British Prime Minister Boris Johnson
Like Trump, British Prime Minister Boris Johnson initially played down the virus’s severity. But his tone changed after the then 55-year-old spent several days in intensive care in April following his diagnosis of covid-19. His infection could have “gone either way,” Johnson said.
Brazilian President Jair Bolsonaro
Brazilian President Jair Bolsonaro has been a high-profile detractor of measures to contain the virus, which he has called a “little cold.” He tested positive for the virus in July and reportedly recovered well after several weeks of a mild illness. Bolsonaro repeatedly flouted health recommendations before contracting the coronavirus — and even afterward, an analysis by The Washington Post found.
Brazil ranks third in the world for the highest number of confirmed coronavirus infections and second for covid-19 fatalities, trailing the United States.
Canadian first lady Sophie Grégoire Trudeau
In mid-March, Sophie Grégoire Trudeau returned from a trip to London with flu-like symptoms. She soon tested positive for the virus. Her husband, Canadian Prime Minister Justin Trudeau, entered into a 14-day self-quarantine, during which he continued to work from his residence. Two weeks later, Canada’s first lady announced she had recovered.
“To everyone who is suffering right now, I send you all my love,” she said at the time, the Associated Press reported.
Belarusian President Alexander Lukashenko
In July, Belarus’s embattled president, Alexander Lukashenko, said he had covid-19 and “had lived through this virus.” Lukashenko, currently battling demonstrations against his decades of authoritarian rule, has dismissed the virus as a “psychosis” and downplayed the extent of its spread in Belarus.
Honduran President Juan Orlando Hernández
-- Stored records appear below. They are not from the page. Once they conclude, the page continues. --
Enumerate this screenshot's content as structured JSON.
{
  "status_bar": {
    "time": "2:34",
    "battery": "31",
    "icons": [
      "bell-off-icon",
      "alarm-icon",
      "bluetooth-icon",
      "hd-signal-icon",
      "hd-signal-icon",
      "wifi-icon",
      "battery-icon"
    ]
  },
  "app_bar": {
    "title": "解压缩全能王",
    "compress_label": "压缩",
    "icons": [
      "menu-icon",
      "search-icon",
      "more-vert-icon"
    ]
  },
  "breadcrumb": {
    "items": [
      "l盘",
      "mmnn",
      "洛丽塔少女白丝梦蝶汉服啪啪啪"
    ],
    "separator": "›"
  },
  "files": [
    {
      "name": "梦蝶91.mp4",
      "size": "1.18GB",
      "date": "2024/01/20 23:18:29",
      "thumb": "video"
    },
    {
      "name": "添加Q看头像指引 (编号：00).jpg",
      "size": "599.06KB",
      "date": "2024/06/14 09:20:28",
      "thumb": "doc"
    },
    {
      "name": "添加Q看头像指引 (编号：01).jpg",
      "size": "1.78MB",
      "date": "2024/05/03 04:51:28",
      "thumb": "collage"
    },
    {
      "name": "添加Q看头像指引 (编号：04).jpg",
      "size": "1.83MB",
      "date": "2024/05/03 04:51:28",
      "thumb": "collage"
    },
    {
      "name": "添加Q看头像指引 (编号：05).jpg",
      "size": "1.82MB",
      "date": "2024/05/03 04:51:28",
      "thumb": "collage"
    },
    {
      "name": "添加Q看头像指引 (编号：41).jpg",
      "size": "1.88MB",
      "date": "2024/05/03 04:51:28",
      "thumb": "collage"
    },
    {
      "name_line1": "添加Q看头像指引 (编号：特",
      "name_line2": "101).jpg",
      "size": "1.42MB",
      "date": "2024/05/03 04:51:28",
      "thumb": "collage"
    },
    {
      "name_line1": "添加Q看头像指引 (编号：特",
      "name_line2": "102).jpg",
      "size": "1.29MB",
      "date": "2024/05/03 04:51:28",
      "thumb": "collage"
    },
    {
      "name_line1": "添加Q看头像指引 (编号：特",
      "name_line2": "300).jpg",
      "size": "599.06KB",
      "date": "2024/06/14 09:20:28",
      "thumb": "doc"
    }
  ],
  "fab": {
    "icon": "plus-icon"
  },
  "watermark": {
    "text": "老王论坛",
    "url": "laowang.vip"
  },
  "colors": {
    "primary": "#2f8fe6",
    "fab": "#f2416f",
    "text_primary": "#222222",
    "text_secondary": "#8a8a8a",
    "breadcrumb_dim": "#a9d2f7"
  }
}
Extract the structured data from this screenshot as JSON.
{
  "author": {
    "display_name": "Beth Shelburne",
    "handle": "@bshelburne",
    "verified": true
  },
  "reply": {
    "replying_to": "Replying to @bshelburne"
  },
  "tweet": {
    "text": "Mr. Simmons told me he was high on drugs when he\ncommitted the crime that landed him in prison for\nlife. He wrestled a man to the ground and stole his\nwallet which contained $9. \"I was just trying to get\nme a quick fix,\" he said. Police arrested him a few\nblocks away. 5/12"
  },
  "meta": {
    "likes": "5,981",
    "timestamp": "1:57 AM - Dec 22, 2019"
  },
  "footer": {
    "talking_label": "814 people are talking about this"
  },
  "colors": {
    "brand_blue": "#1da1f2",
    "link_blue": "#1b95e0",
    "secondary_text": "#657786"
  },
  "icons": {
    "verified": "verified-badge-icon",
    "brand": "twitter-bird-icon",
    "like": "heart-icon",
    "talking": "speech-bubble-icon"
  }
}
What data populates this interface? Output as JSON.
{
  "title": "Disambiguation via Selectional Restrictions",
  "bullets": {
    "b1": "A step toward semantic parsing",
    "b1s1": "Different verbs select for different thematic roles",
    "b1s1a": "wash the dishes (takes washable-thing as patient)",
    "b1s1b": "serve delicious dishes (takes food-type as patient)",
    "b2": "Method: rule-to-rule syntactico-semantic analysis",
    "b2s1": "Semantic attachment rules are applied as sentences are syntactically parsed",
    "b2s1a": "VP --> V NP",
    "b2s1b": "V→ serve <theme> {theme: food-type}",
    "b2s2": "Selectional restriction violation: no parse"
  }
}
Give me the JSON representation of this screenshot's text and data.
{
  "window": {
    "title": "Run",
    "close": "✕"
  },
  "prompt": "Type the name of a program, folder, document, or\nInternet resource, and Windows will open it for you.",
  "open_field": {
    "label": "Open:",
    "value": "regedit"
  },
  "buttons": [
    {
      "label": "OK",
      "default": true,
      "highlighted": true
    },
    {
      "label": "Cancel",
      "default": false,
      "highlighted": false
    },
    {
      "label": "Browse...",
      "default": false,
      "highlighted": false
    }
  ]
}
Honduran President Juan Orlando Hernández battled the coronavirus in June and was briefly hospitalized. At the time, he voiced support for an unproven and experimental treatment. Hernández has since joined global calls for a coronavirus vaccine to be distributed equitably, the AP reported.
Guatemalan President Alejandro Giammattei
Guatemalan President Alejandro Giammattei, 64, has multiple sclerosis and walks with a cane. As of mid-September, he has also had covid-19.
“My symptoms are very mild,” he said during a national address on Sept. 18, the AP reported. “Up to now, I have body aches, it hurt more yesterday than today, like a bad cold,” he continued. “I don’t have a fever, I have a bit of a cough.”
Dominican President Luis Abinader
Three weeks before a presidential vote in the Dominican Republic in July, leading candidate Luis Abinader and his wife announced that they had tested positive for the virus. Abinader went into isolation, recovered and won the election.
Bolivian interim president Jeanine Áñez
Bolivia’s interim president, Jeanine Áñez, was a candidate in the country’s presidential race following a bout with covid-19 in July. She dropped out in mid-September, citing the need to unite the conservative bloc.
Armenian Prime Minister Nikol Pashinyan
Armenia was southern Caucasus’s worst-hit country in July when Prime Minister Nikol Pashinyan disclosed that he and his family had tested positive for the virus. Eight days later, on July 8, he announced that they had all recovered and tested negative again.
Russian Prime Minister Mikhail Mishustin
Russian Prime Minister Mikhail Mishustin entered into self-isolation in April after he was diagnosed with the virus. Mishustin told the news to his boss, Russian President Vladimir Putin, in a televised video conference, during which he also announced that he would temporarily step down as he recovered. As prime minister, Mishustin had been in charge of coordinating Russia’s covid-19 response.
Prince Albert II of Monaco
In March, the head of the tiny Mediterranean city-state of Monaco, Prince Albert II, was the first world leader reported to have contracted the coronavirus.
Britain’s Prince Charles and Prince William
Prince William, second in line to the British throne, tested positive for the coronavirus in April but did not disclose his diagnosis until November, reportedly to avoid cause for unnecessary concern as he recovered.
His father, Prince Charles, first in line to lead the monarchy, had the virus in March. The 71-year-old said he manifested only mild symptoms.